───── Dataset extract

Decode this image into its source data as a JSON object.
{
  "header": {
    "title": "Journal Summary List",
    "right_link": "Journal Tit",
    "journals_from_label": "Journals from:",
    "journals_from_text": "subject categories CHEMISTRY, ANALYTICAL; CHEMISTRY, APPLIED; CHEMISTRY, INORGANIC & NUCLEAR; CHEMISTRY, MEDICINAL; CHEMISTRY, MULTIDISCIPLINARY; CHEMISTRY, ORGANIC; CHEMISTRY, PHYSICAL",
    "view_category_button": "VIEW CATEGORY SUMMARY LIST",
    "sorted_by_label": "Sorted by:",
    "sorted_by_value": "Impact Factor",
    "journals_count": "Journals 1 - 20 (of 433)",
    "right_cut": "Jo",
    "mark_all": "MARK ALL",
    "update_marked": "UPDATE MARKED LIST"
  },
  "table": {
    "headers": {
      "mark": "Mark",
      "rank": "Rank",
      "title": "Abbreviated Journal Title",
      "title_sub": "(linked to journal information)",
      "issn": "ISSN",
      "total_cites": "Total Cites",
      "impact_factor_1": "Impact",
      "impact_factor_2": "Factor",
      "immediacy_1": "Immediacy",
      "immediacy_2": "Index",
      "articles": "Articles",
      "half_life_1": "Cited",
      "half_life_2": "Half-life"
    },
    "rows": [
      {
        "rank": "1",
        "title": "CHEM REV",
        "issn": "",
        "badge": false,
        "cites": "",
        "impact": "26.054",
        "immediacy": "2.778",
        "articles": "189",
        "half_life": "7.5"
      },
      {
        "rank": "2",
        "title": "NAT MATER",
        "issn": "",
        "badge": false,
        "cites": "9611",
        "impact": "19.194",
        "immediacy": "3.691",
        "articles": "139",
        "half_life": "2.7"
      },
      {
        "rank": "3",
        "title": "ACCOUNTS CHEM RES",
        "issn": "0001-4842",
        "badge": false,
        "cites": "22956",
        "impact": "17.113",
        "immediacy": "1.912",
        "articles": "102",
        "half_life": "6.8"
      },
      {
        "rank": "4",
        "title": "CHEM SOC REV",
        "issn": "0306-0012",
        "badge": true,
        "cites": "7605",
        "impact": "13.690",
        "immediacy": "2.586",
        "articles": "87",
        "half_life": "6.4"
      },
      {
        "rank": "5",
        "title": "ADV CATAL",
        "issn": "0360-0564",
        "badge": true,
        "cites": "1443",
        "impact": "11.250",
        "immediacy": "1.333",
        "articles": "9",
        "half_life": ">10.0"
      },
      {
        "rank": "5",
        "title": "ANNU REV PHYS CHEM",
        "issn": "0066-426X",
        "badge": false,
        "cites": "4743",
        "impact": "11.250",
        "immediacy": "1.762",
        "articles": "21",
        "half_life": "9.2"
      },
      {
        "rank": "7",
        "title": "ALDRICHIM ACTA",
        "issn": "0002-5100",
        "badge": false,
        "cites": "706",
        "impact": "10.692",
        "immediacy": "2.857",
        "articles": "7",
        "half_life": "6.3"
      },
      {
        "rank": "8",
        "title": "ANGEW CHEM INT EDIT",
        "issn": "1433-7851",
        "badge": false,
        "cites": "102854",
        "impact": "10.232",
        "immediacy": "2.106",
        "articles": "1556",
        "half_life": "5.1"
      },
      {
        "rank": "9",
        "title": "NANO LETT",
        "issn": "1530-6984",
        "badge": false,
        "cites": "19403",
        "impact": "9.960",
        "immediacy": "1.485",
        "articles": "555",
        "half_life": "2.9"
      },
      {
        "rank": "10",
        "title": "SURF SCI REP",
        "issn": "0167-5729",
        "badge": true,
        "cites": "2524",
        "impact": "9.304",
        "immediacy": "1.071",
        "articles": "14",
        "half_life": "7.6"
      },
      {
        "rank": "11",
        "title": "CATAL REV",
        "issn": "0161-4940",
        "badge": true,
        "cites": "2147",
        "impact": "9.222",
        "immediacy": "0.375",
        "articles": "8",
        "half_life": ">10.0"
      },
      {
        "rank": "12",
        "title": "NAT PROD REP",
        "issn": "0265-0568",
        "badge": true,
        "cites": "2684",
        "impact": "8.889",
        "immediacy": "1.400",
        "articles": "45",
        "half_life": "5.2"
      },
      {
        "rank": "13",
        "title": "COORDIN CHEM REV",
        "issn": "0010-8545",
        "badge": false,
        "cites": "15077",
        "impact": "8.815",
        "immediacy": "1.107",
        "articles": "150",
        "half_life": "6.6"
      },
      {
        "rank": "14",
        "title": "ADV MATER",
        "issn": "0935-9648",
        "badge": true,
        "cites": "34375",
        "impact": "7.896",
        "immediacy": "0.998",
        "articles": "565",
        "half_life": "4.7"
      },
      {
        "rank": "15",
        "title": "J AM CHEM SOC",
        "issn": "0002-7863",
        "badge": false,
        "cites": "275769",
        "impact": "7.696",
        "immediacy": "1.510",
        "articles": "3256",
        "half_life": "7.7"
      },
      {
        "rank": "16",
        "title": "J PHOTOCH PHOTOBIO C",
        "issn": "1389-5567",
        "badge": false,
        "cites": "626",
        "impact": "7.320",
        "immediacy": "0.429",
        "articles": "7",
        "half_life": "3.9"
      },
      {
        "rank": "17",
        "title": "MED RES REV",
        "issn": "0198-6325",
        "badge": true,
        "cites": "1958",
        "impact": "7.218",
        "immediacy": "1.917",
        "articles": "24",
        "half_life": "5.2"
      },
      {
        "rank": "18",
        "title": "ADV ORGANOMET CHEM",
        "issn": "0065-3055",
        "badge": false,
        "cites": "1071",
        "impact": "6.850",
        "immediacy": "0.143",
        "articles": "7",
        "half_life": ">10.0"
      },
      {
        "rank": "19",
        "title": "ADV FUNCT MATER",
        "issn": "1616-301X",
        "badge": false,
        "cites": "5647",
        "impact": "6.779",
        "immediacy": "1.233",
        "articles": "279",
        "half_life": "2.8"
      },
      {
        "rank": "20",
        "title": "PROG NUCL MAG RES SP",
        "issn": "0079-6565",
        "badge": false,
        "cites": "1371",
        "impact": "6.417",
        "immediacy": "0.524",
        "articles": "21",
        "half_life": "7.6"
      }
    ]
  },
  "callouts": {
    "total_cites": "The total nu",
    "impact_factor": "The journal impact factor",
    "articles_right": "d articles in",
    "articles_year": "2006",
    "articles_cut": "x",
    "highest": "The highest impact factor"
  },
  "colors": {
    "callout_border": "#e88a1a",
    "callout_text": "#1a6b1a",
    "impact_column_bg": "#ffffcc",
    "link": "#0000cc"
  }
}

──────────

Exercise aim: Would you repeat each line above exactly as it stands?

Completed exercise:
Decode this image into its source data as a JSON object.
{
  "header": {
    "title": "Journal Summary List",
    "right_link": "Journal Tit",
    "journals_from_label": "Journals from:",
    "journals_from_text": "subject categories CHEMISTRY, ANALYTICAL; CHEMISTRY, APPLIED; CHEMISTRY, INORGANIC & NUCLEAR; CHEMISTRY, MEDICINAL; CHEMISTRY, MULTIDISCIPLINARY; CHEMISTRY, ORGANIC; CHEMISTRY, PHYSICAL",
    "view_category_button": "VIEW CATEGORY SUMMARY LIST",
    "sorted_by_label": "Sorted by:",
    "sorted_by_value": "Impact Factor",
    "journals_count": "Journals 1 - 20 (of 433)",
    "right_cut": "Jo",
    "mark_all": "MARK ALL",
    "update_marked": "UPDATE MARKED LIST"
  },
  "table": {
    "headers": {
      "mark": "Mark",
      "rank": "Rank",
      "title": "Abbreviated Journal Title",
      "title_sub": "(linked to journal information)",
      "issn": "ISSN",
      "total_cites": "Total Cites",
      "impact_factor_1": "Impact",
      "impact_factor_2": "Factor",
      "immediacy_1": "Immediacy",
      "immediacy_2": "Index",
      "articles": "Articles",
      "half_life_1": "Cited",
      "half_life_2": "Half-life"
    },
    "rows": [
      {
        "rank": "1",
        "title": "CHEM REV",
        "issn": "",
        "badge": false,
        "cites": "",
        "impact": "26.054",
        "immediacy": "2.778",
        "articles": "189",
        "half_life": "7.5"
      },
      {
        "rank": "2",
        "title": "NAT MATER",
        "issn": "",
        "badge": false,
        "cites": "9611",
        "impact": "19.194",
        "immediacy": "3.691",
        "articles": "139",
        "half_life": "2.7"
      },
      {
        "rank": "3",
        "title": "ACCOUNTS CHEM RES",
        "issn": "0001-4842",
        "badge": false,
        "cites": "22956",
        "impact": "17.113",
        "immediacy": "1.912",
        "articles": "102",
        "half_life": "6.8"
      },
      {
        "rank": "4",
        "title": "CHEM SOC REV",
        "issn": "0306-0012",
        "badge": true,
        "cites": "7605",
        "impact": "13.690",
        "immediacy": "2.586",
        "articles": "87",
        "half_life": "6.4"
      },
      {
        "rank": "5",
        "title": "ADV CATAL",
        "issn": "0360-0564",
        "badge": true,
        "cites": "1443",
        "impact": "11.250",
        "immediacy": "1.333",
        "articles": "9",
        "half_life": ">10.0"
      },
      {
        "rank": "5",
        "title": "ANNU REV PHYS CHEM",
        "issn": "0066-426X",
        "badge": false,
        "cites": "4743",
        "impact": "11.250",
        "immediacy": "1.762",
        "articles": "21",
        "half_life": "9.2"
      },
      {
        "rank": "7",
        "title": "ALDRICHIM ACTA",
        "issn": "0002-5100",
        "badge": false,
        "cites": "706",
        "impact": "10.692",
        "immediacy": "2.857",
        "articles": "7",
        "half_life": "6.3"
      },
      {
        "rank": "8",
        "title": "ANGEW CHEM INT EDIT",
        "issn": "1433-7851",
        "badge": false,
        "cites": "102854",
        "impact": "10.232",
        "immediacy": "2.106",
        "articles": "1556",
        "half_life": "5.1"
      },
      {
        "rank": "9",
        "title": "NANO LETT",
        "issn": "1530-6984",
        "badge": false,
        "cites": "19403",
        "impact": "9.960",
        "immediacy": "1.485",
        "articles": "555",
        "half_life": "2.9"
      },
      {
        "rank": "10",
        "title": "SURF SCI REP",
        "issn": "0167-5729",
        "badge": true,
        "cites": "2524",
        "impact": "9.304",
        "immediacy": "1.071",
        "articles": "14",
        "half_life": "7.6"
      },
      {
        "rank": "11",
        "title": "CATAL REV",
        "issn": "0161-4940",
        "badge": true,
        "cites": "2147",
        "impact": "9.222",
        "immediacy": "0.375",
        "articles": "8",
        "half_life": ">10.0"
      },
      {
        "rank": "12",
        "title": "NAT PROD REP",
        "issn": "0265-0568",
        "badge": true,
        "cites": "2684",
        "impact": "8.889",
        "immediacy": "1.400",
        "articles": "45",
        "half_life": "5.2"
      },
      {
        "rank": "13",
        "title": "COORDIN CHEM REV",
        "issn": "0010-8545",
        "badge": false,
        "cites": "15077",
        "impact": "8.815",
        "immediacy": "1.107",
        "articles": "150",
        "half_life": "6.6"
      },
      {
        "rank": "14",
        "title": "ADV MATER",
        "issn": "0935-9648",
        "badge": true,
        "cites": "34375",
        "impact": "7.896",
        "immediacy": "0.998",
        "articles": "565",
        "half_life": "4.7"
      },
      {
        "rank": "15",
        "title": "J AM CHEM SOC",
        "issn": "0002-7863",
        "badge": false,
        "cites": "275769",
        "impact": "7.696",
        "immediacy": "1.510",
        "articles": "3256",
        "half_life": "7.7"
      },
      {
        "rank": "16",
        "title": "J PHOTOCH PHOTOBIO C",
        "issn": "1389-5567",
        "badge": false,
        "cites": "626",
        "impact": "7.320",
        "immediacy": "0.429",
        "articles": "7",
        "half_life": "3.9"
      },
      {
        "rank": "17",
        "title": "MED RES REV",
        "issn": "0198-6325",
        "badge": true,
        "cites": "1958",
        "impact": "7.218",
        "immediacy": "1.917",
        "articles": "24",
        "half_life": "5.2"
      },
      {
        "rank": "18",
        "title": "ADV ORGANOMET CHEM",
        "issn": "0065-3055",
        "badge": false,
        "cites": "1071",
        "impact": "6.850",
        "immediacy": "0.143",
        "articles": "7",
        "half_life": ">10.0"
      },
      {
        "rank": "19",
        "title": "ADV FUNCT MATER",
        "issn": "1616-301X",
        "badge": false,
        "cites": "5647",
        "impact": "6.779",
        "immediacy": "1.233",
        "articles": "279",
        "half_life": "2.8"
      },
      {
        "rank": "20",
        "title": "PROG NUCL MAG RES SP",
        "issn": "0079-6565",
        "badge": false,
        "cites": "1371",
        "impact": "6.417",
        "immediacy": "0.524",
        "articles": "21",
        "half_life": "7.6"
      }
    ]
  },
  "callouts": {
    "total_cites": "The total nu",
    "impact_factor": "The journal impact factor",
    "articles_right": "d articles in",
    "articles_year": "2006",
    "articles_cut": "x",
    "highest": "The highest impact factor"
  },
  "colors": {
    "callout_border": "#e88a1a",
    "callout_text": "#1a6b1a",
    "impact_column_bg": "#ffffcc",
    "link": "#0000cc"
  }
}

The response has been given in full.